Giant UK pub chain JD Wetherspoons has come to Oban. Despite outcries from local pub and trade associations, The Corryvreckan opened on a prime site at the pier in February. Taking over a former clothing store, the pub has transformed an otherwise ho hum location into a stylish landmark. Since it opened, every time I pass by it is crowded to overflowing.
I have always been an advocate for buying local- and chains, especially restaurant chains, are anathema to me. Oban is very nearly devoid of chain pubs or eateries, but, being a resort town, there is one downside to this for the locals, and that is price. The cost of a lunch in most any place can run what a nice supper would cost in Glasgow. A friend recently told me he had a business lunch with three courses and one pint at a local landmark restaurant and the bill came to nearly 50 pounds! The cost of supper at one of the several lovely pubs, well, it is almost cost prohibitive for us middle class. For Rab and I to eat supper out, even at our local, it is upwards of the cost of four meals in Edinburgh. The quality is broadly excellent- local produce such as seafood, beef and spirits, nicely prepared and the service is nearly always above par. But going out for a pint or two and a meal can only be a rare treat in Oban. I know that is the price we pay for living in a holiday destination and I wouldn’t trade it for life in the Big Smoke, but it is a sad fact.
Despite my bias against chains, my curiosity got the better of me. The talk about town was how you could get a meal and a pint for half of what you would pay at a local. Sure, it’s just chain pub food, they said, but you can’t beat the price with a stick. And besides, Oban is so quiet in the winter I was up for a new experience. Rab resisted- “It’s just mass produced food with no atmosphere,” he insisted. I understood, but I had to see for myself. So after working up an appetite at the gym one night, we stopped in.
The place is the size of a ballroom, with vaulted ceilings and big glass doors and windows to take advantage of the view over the bay. Everything is faced with wood planks to look like a boat and whisky barrels are used for decoration. Quotes inspired by sailing jargon don the walls. It is kitschy but not as offensive as, for example, U.S. based Applebee’s chain pubs, which are decorated in early American Crap From Your Attic. As usual, it was packed with couples, tourists, after work parties and families, and the open floor plan made it terribly loud, to the point we almost had to shout to talk to each other over the table.
The procedure is to order at the bar and your order is brought out to you. The “southern style” chicken strips dinner looked good to me- as long as I was selling out, I might as well do it with some good ole American junk food! (I have had fried chicken only once since my arrival last year, and that was at a Kentucky Fried Chicken in Stirling.) Rab got the Balmoral style chicken, which is haggis and whisky sauce over a chicken breast, with the usual steamed veggie and mashed potato sides.
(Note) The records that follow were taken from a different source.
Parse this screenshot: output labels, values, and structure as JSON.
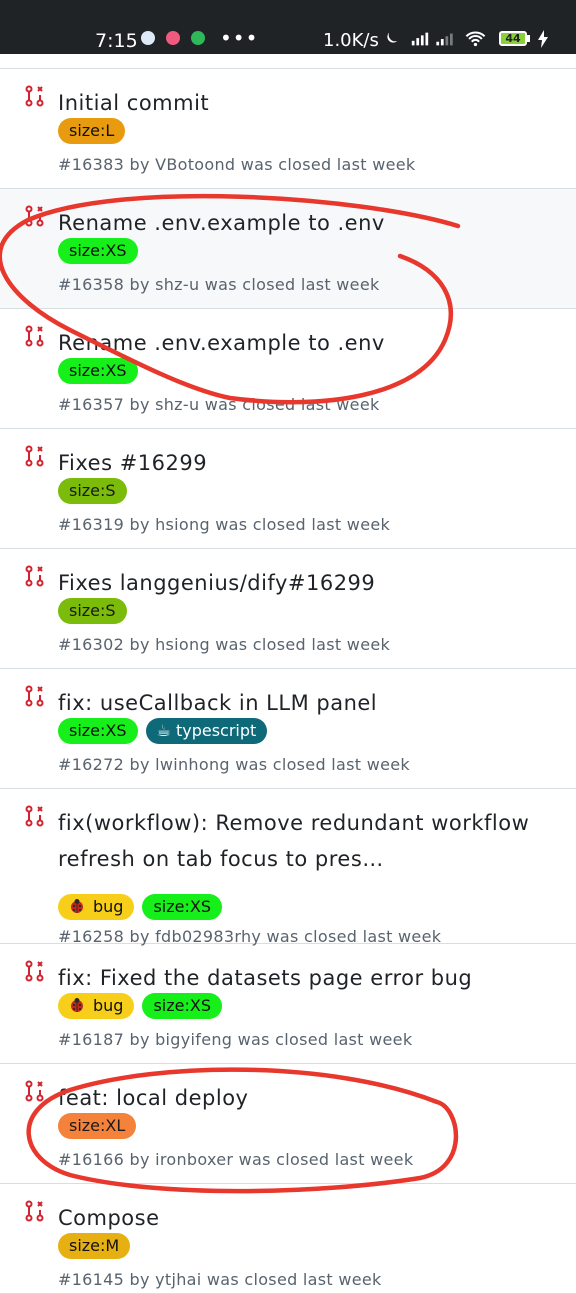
{
  "status_bar": {
    "time": "7:15",
    "more": "•••",
    "net_speed": "1.0K/s",
    "battery": "44"
  },
  "colors": {
    "size_L": "#e99b0f",
    "size_XS": "#16ef19",
    "size_S": "#7bbb0a",
    "size_XL": "#f5823a",
    "size_M": "#e6b012",
    "bug": "#f7cf1b",
    "typescript": "#0e6a78",
    "closed_icon": "#d1242f",
    "annotation": "#e8372c"
  },
  "pull_requests": [
    {
      "title": "Initial commit",
      "labels": [
        {
          "text": "size:L",
          "kind": "size_L"
        }
      ],
      "meta": "#16383 by VBotoond was closed last week"
    },
    {
      "title": "Rename .env.example to .env",
      "labels": [
        {
          "text": "size:XS",
          "kind": "size_XS"
        }
      ],
      "meta": "#16358 by shz-u was closed last week"
    },
    {
      "title": "Rename .env.example to .env",
      "labels": [
        {
          "text": "size:XS",
          "kind": "size_XS"
        }
      ],
      "meta": "#16357 by shz-u was closed last week"
    },
    {
      "title": "Fixes #16299",
      "labels": [
        {
          "text": "size:S",
          "kind": "size_S"
        }
      ],
      "meta": "#16319 by hsiong was closed last week"
    },
    {
      "title": "Fixes langgenius/dify#16299",
      "labels": [
        {
          "text": "size:S",
          "kind": "size_S"
        }
      ],
      "meta": "#16302 by hsiong was closed last week"
    },
    {
      "title": "fix: useCallback in LLM panel",
      "labels": [
        {
          "text": "size:XS",
          "kind": "size_XS"
        },
        {
          "text": "☕ typescript",
          "kind": "typescript"
        }
      ],
      "meta": "#16272 by lwinhong was closed last week"
    },
    {
      "title": "fix(workflow): Remove redundant workflow refresh on tab focus to pres…",
      "labels": [
        {
          "text": "bug",
          "kind": "bug"
        },
        {
          "text": "size:XS",
          "kind": "size_XS"
        }
      ],
      "meta": "#16258 by fdb02983rhy was closed last week"
    },
    {
      "title": "fix: Fixed the datasets page error bug",
      "labels": [
        {
          "text": "bug",
          "kind": "bug"
        },
        {
          "text": "size:XS",
          "kind": "size_XS"
        }
      ],
      "meta": "#16187 by bigyifeng was closed last week"
    },
    {
      "title": "feat: local deploy",
      "labels": [
        {
          "text": "size:XL",
          "kind": "size_XL"
        }
      ],
      "meta": "#16166 by ironboxer was closed last week"
    },
    {
      "title": "Compose",
      "labels": [
        {
          "text": "size:M",
          "kind": "size_M"
        }
      ],
      "meta": "#16145 by ytjhai was closed last week"
    }
  ]
}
Our food arrived in about 15 minutes, and was not so much served to us as slung onto our table as the server raced past us and was gone in a flash, with no checking to make sure our order was correct or if we needed anything else.
The verdict on the food was as expected- mass produced and tasting only slightly better than a frozen dinner, which it most likely was. The Jack Daniels honey glaze dipping sauce that came with meal was way TOO much like a straight shot of Jack- good maybe on its own, but I wouldn’t dunk my chicken straight in it. There was no chance, however, to get another type of condiment- getting the attention of a server was a nonstarter- they were too quick for me- and the line three deep at the bar seemed not worth the bother. So much for service- you can get better at a fast food joint. The bill- also as expected- pretty cheap, less than 20 quid. That’s a bit more than you would pay at a chippy for a fish dinner, but frankly, a meal at any chippy in town would have been preferable. At least there the food is fresh.
Because everyone else in Oban is also curious about the new pub in town, we saw several friends and co-workers. We all seemed to be in agreement- if cheap is what you want, then Wetherspoons is fine. If service and good food is what you want- well, there are plenty of good eateries in town. I’m afraid, however, that its prime location right at the train and ferry terminal, is going to lure tourists in, and they won’t even go past the pier into town to try the local places. As for locals, once the novelty has worn off and they go one time, like us, that will be enough. Life is too short to eat crappy food even if it is cheap, especially when there are so many good choices in town. But a big draw for locals is the cheap prices of pints. I heard that some other pubs have had to cut the price of their pints to compete. This may hurt their bottom line, but a little competition may give us locals a break from holiday prices. It will be interesting to see how Wetherspoons, the Tesco of pubs, affects local businesses, though I’m afraid it can only hurt them. But if it forces them to take a good look at their prices and see where cuts can be made, this can only be good for the local folks and tourists alike. There has to be a balance somewhere.